misapplication of Christian thought, we can reflect on one or two
questions lying about in the rubble.
What Jerry Falwell said on the 700 Club program was that
the sins of the nation incurred the wrath of God. Pat Robertson
agreed. After a day or two of pretty general clamor, including a
disavowal by President Bush, the language was slightly changed.
What happened, Falwell elucidated, was not a direct aggression engineered
by God, but the forfeit of God's special protection.
That refinement didn't do it. So finally Mr. Falwell said that
his remarks were "insensitive, uncalled for at the time, and
unnecessary." He apologized for making them. Among the protesters
was the Greensboro, North Carolina, News & Record, whose
editorial said that "people who hold positions of religious
leadership have a responsibility to think before they speak and
to consider the implications of what they are about to say. Jerry
Falwell and Pat Robertson failed that test in a most revolting way.
They have forfeited any claim to Christian leadership."
Certainly they have reminded the community in general, and the
Christian community especially, that even ordained ministers of
the faith are able terribly to misteach Christian thought.
What Falwell did was to accumulate his complaints against the engines
of a secularized America and invoke God as an avenger. His complaints
against abortion, gay rights, the end of prayer at school, boiled
down to God vs. the ACLU, the attack on the World Trade Center being
a divine shot across the bow of the Supreme Court.
Transcriptions of God's manners in such fashion lend themselves
to massive, if facile, retribution. "Falwell and Robertson,"
the economic analyst Andy Tobias wrote on his website, "have
convinced themselves that when a hurricane hit Virginia Beach (Robertson's
neck of the woods), there's no meaning to it, and that when a hurricane
fails to hit Orlando as predicted in retribution for Disney's equal-rights
policies for gays, there's no meaning to it, and that when AIDS
devastates the (straight) population of Africa, or 6 million innocent
Jews and 3 million innocent Cambodians are exterminated, God merely
works in mysterious ways. But when religious fanatics crash planes
into the World Trade Center because they believe it will take them
to a special place in heaven, this is not caused by a fanatic religious
certitude greater in degree but not entirely dissimilar from their
own. Rather they conclude that it is caused, at least in part, because
people like me [Tobias is gay and the treasurer of the Democratic

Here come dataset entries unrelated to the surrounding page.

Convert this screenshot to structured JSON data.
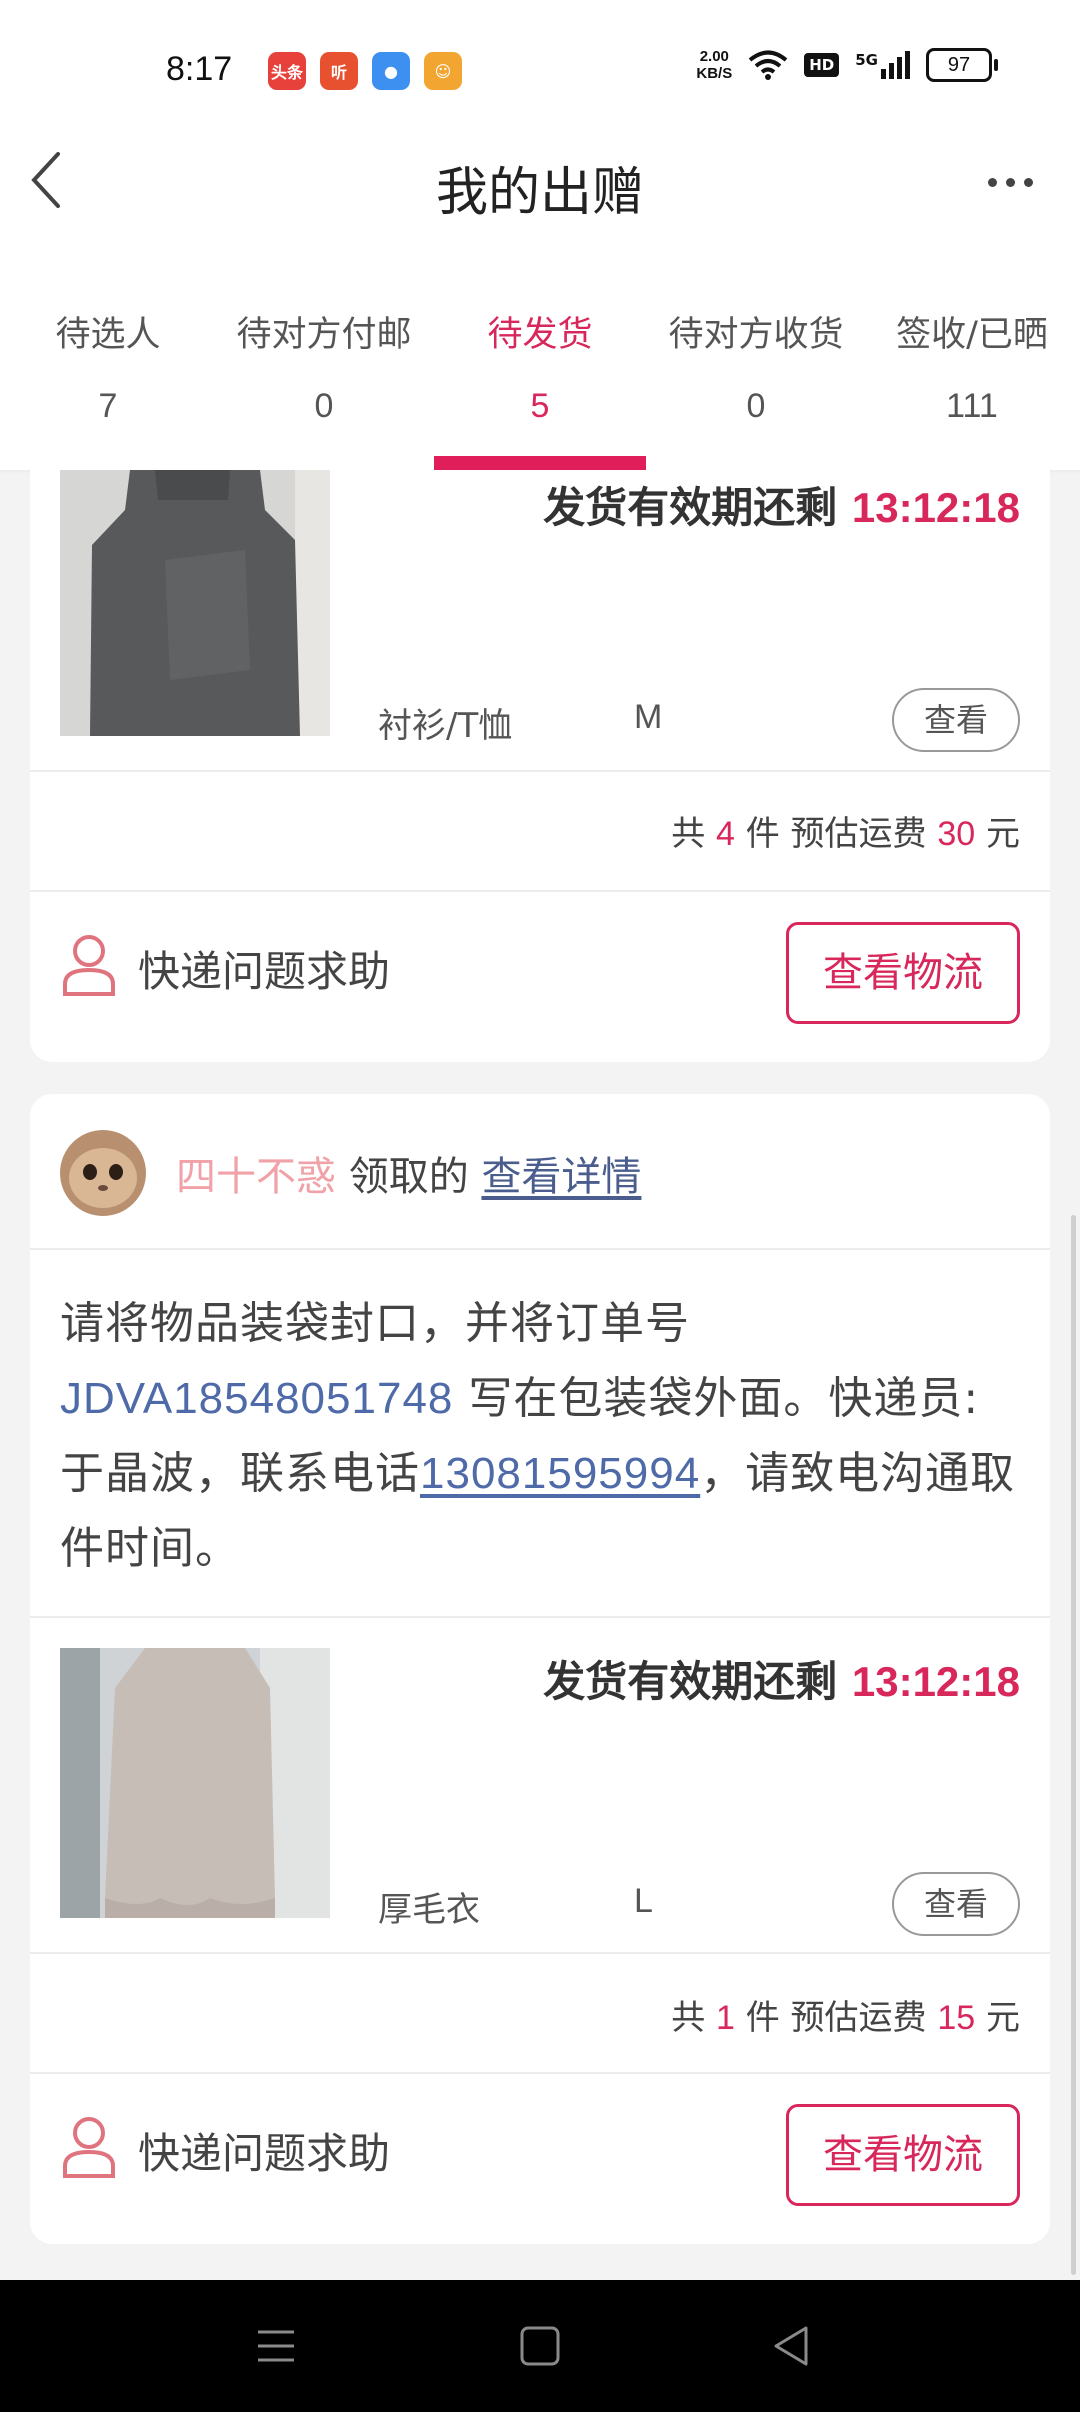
{
  "status_bar": {
    "time": "8:17",
    "app_icons": [
      {
        "name": "toutiao-app-icon",
        "label": "头条",
        "color": "#e8403b"
      },
      {
        "name": "ting-app-icon",
        "label": "听",
        "color": "#e8512f"
      },
      {
        "name": "chat-app-icon",
        "label": "●",
        "color": "#3d8ff0"
      },
      {
        "name": "game-app-icon",
        "label": "☺",
        "color": "#f2a531"
      }
    ],
    "net_speed_value": "2.00",
    "net_speed_unit": "KB/S",
    "hd_label": "HD",
    "signal_label": "5G",
    "battery": "97"
  },
  "header": {
    "title": "我的出赠"
  },
  "tabs": [
    {
      "label": "待选人",
      "count": "7",
      "active": false
    },
    {
      "label": "待对方付邮",
      "count": "0",
      "active": false
    },
    {
      "label": "待发货",
      "count": "5",
      "active": true
    },
    {
      "label": "待对方收货",
      "count": "0",
      "active": false
    },
    {
      "label": "签收/已晒",
      "count": "111",
      "active": false
    }
  ],
  "orders": [
    {
      "deadline_label": "发货有效期还剩",
      "deadline_time": "13:12:18",
      "category": "衬衫/T恤",
      "size": "M",
      "view_label": "查看",
      "summary": {
        "prefix": "共",
        "count": "4",
        "unit": "件 预估运费",
        "fee": "30",
        "currency": "元"
      },
      "help_text": "快递问题求助",
      "logistics_label": "查看物流"
    },
    {
      "receiver_name": "四十不惑",
      "receiver_suffix": "领取的",
      "detail_link": "查看详情",
      "instructions": {
        "part1": "请将物品装袋封口，并将订单号 ",
        "order_no": "JDVA18548051748",
        "part2": " 写在包装袋外面。快递员:于晶波，联系电话",
        "phone": "13081595994",
        "part3": "，请致电沟通取件时间。"
      },
      "deadline_label": "发货有效期还剩",
      "deadline_time": "13:12:18",
      "category": "厚毛衣",
      "size": "L",
      "view_label": "查看",
      "summary": {
        "prefix": "共",
        "count": "1",
        "unit": "件 预估运费",
        "fee": "15",
        "currency": "元"
      },
      "help_text": "快递问题求助",
      "logistics_label": "查看物流"
    }
  ],
  "colors": {
    "accent": "#d8275a",
    "link": "#4f6aa8",
    "receiver": "#f0a2a8"
  }
}
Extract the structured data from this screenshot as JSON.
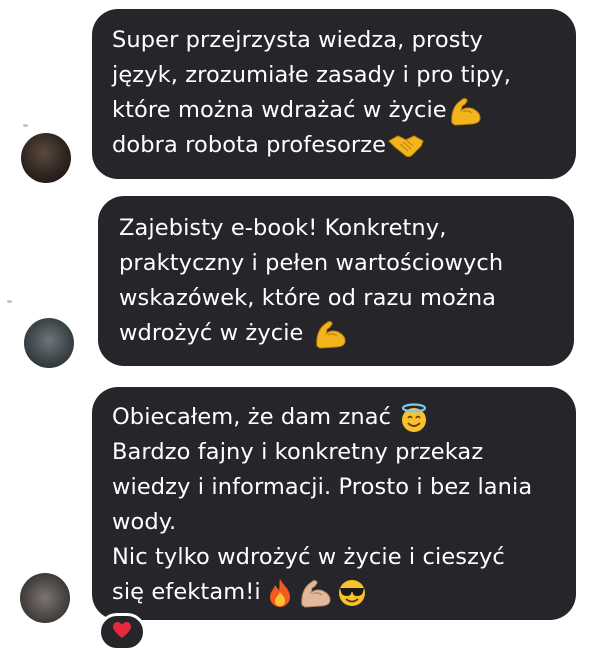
{
  "messages": [
    {
      "lines": [
        "Super przejrzysta wiedza, prosty",
        "język, zrozumiałe zasady i pro tipy,",
        "które można wdrażać w życie",
        "dobra robota profesorze"
      ],
      "emojis": [
        "flexed-biceps",
        "handshake"
      ]
    },
    {
      "lines": [
        "Zajebisty e-book! Konkretny,",
        "praktyczny i pełen wartościowych",
        "wskazówek, które od razu można",
        "wdrożyć w życie"
      ],
      "emojis": [
        "flexed-biceps"
      ]
    },
    {
      "lines": [
        "Obiecałem, że dam znać",
        "Bardzo fajny i konkretny przekaz",
        "wiedzy i informacji. Prosto i bez lania",
        "wody.",
        "Nic tylko wdrożyć w życie i cieszyć",
        "się efektam!i"
      ],
      "emojis": [
        "smiling-face-with-halo",
        "fire",
        "flexed-biceps",
        "smiling-face-with-sunglasses"
      ]
    }
  ],
  "reaction": {
    "emoji": "red-heart"
  },
  "colors": {
    "bubble": "#26252a",
    "text": "#ffffff",
    "background": "#ffffff"
  }
}
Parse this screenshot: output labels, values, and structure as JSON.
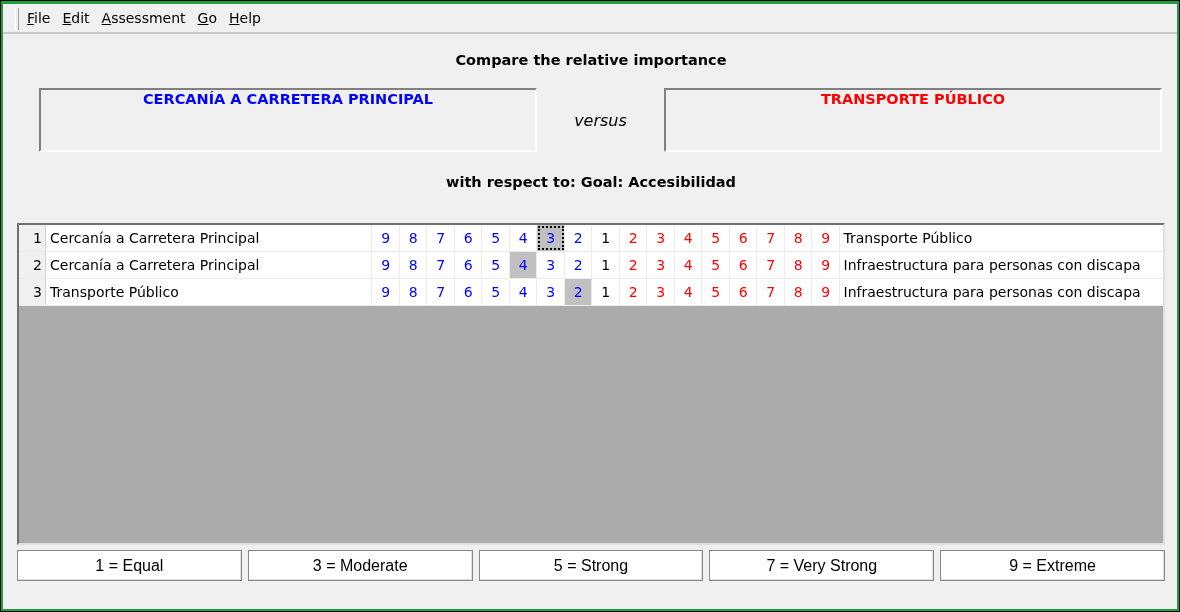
{
  "menu": [
    "File",
    "Edit",
    "Assessment",
    "Go",
    "Help"
  ],
  "heading": "Compare the relative importance",
  "left_element": "CERCANÍA A CARRETERA PRINCIPAL",
  "versus": "versus",
  "right_element": "TRANSPORTE PÚBLICO",
  "respect": "with respect to: Goal: Accesibilidad",
  "rows": [
    {
      "number": "1",
      "left": "Cercanía a Carretera Principal",
      "right": "Transporte Público",
      "focused": true,
      "cells": [
        {
          "label": "9",
          "kind": "left",
          "selected": false
        },
        {
          "label": "8",
          "kind": "left",
          "selected": false
        },
        {
          "label": "7",
          "kind": "left",
          "selected": false
        },
        {
          "label": "6",
          "kind": "left",
          "selected": false
        },
        {
          "label": "5",
          "kind": "left",
          "selected": false
        },
        {
          "label": "4",
          "kind": "left",
          "selected": false
        },
        {
          "label": "3",
          "kind": "left",
          "selected": true
        },
        {
          "label": "2",
          "kind": "left",
          "selected": false
        },
        {
          "label": "1",
          "kind": "equal",
          "selected": false
        },
        {
          "label": "2",
          "kind": "right",
          "selected": false
        },
        {
          "label": "3",
          "kind": "right",
          "selected": false
        },
        {
          "label": "4",
          "kind": "right",
          "selected": false
        },
        {
          "label": "5",
          "kind": "right",
          "selected": false
        },
        {
          "label": "6",
          "kind": "right",
          "selected": false
        },
        {
          "label": "7",
          "kind": "right",
          "selected": false
        },
        {
          "label": "8",
          "kind": "right",
          "selected": false
        },
        {
          "label": "9",
          "kind": "right",
          "selected": false
        }
      ]
    },
    {
      "number": "2",
      "left": "Cercanía a Carretera Principal",
      "right": "Infraestructura para personas con discapa",
      "focused": false,
      "cells": [
        {
          "label": "9",
          "kind": "left",
          "selected": false
        },
        {
          "label": "8",
          "kind": "left",
          "selected": false
        },
        {
          "label": "7",
          "kind": "left",
          "selected": false
        },
        {
          "label": "6",
          "kind": "left",
          "selected": false
        },
        {
          "label": "5",
          "kind": "left",
          "selected": false
        },
        {
          "label": "4",
          "kind": "left",
          "selected": true
        },
        {
          "label": "3",
          "kind": "left",
          "selected": false
        },
        {
          "label": "2",
          "kind": "left",
          "selected": false
        },
        {
          "label": "1",
          "kind": "equal",
          "selected": false
        },
        {
          "label": "2",
          "kind": "right",
          "selected": false
        },
        {
          "label": "3",
          "kind": "right",
          "selected": false
        },
        {
          "label": "4",
          "kind": "right",
          "selected": false
        },
        {
          "label": "5",
          "kind": "right",
          "selected": false
        },
        {
          "label": "6",
          "kind": "right",
          "selected": false
        },
        {
          "label": "7",
          "kind": "right",
          "selected": false
        },
        {
          "label": "8",
          "kind": "right",
          "selected": false
        },
        {
          "label": "9",
          "kind": "right",
          "selected": false
        }
      ]
    },
    {
      "number": "3",
      "left": "Transporte Público",
      "right": "Infraestructura para personas con discapa",
      "focused": false,
      "cells": [
        {
          "label": "9",
          "kind": "left",
          "selected": false
        },
        {
          "label": "8",
          "kind": "left",
          "selected": false
        },
        {
          "label": "7",
          "kind": "left",
          "selected": false
        },
        {
          "label": "6",
          "kind": "left",
          "selected": false
        },
        {
          "label": "5",
          "kind": "left",
          "selected": false
        },
        {
          "label": "4",
          "kind": "left",
          "selected": false
        },
        {
          "label": "3",
          "kind": "left",
          "selected": false
        },
        {
          "label": "2",
          "kind": "left",
          "selected": true
        },
        {
          "label": "1",
          "kind": "equal",
          "selected": false
        },
        {
          "label": "2",
          "kind": "right",
          "selected": false
        },
        {
          "label": "3",
          "kind": "right",
          "selected": false
        },
        {
          "label": "4",
          "kind": "right",
          "selected": false
        },
        {
          "label": "5",
          "kind": "right",
          "selected": false
        },
        {
          "label": "6",
          "kind": "right",
          "selected": false
        },
        {
          "label": "7",
          "kind": "right",
          "selected": false
        },
        {
          "label": "8",
          "kind": "right",
          "selected": false
        },
        {
          "label": "9",
          "kind": "right",
          "selected": false
        }
      ]
    }
  ],
  "legend": [
    "1 = Equal",
    "3 = Moderate",
    "5 = Strong",
    "7 = Very Strong",
    "9 = Extreme"
  ]
}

National Committee] have made God mad."
The Old Testament's most inscrutable book is Jonah's, recounting
the passage of God's emissary to Nineveh to advise of the impending
apocalypse brought on by affronts to the Word. Jonah survives the
whale that swallowed him, reaches Nineveh, and is dismayed to learn
that God has forgiven the wicked of that place. But then, "Who
can tell if God will turn and repent, and turn away from his fierce
anger, that we perish not?" Jonah acknowledges the mercy of
God, but roils at the humiliation done to him, preaching a false
message. He informs God that he wishes to give up his own life,
"for it is better for me to die than to live. Then said
the Lord, Doest thou well to be angry? And he said, I do well to
be angry, even unto death.
Christian teaching is not irrelevant, simply because we
dismiss as preposterous the notion that, on September 11, God was
the hijackers' co-pilot. God does not shield his creatures from
the malevolent exercise of free will. "Do you suppose that
these Galileans were worse sinners than all other Galileans,
because they suffered such things? Or those eighteen on whom the
tower in Siloam fell and killed them, do you think that they were
worse sinners than all other men who dwelt in Jerusalem?"
"I tell you no," said Jesus, "but unless you repent
you will all likewise perish."
As it is true that the acts of terrorists befall everyone, it is
no less true that there are reasons for everyone to repent, in this
context most notably Osama bin Laden, but also Jerry Falwell and
Pat Robertson, and yeah, even members of the Supreme Court.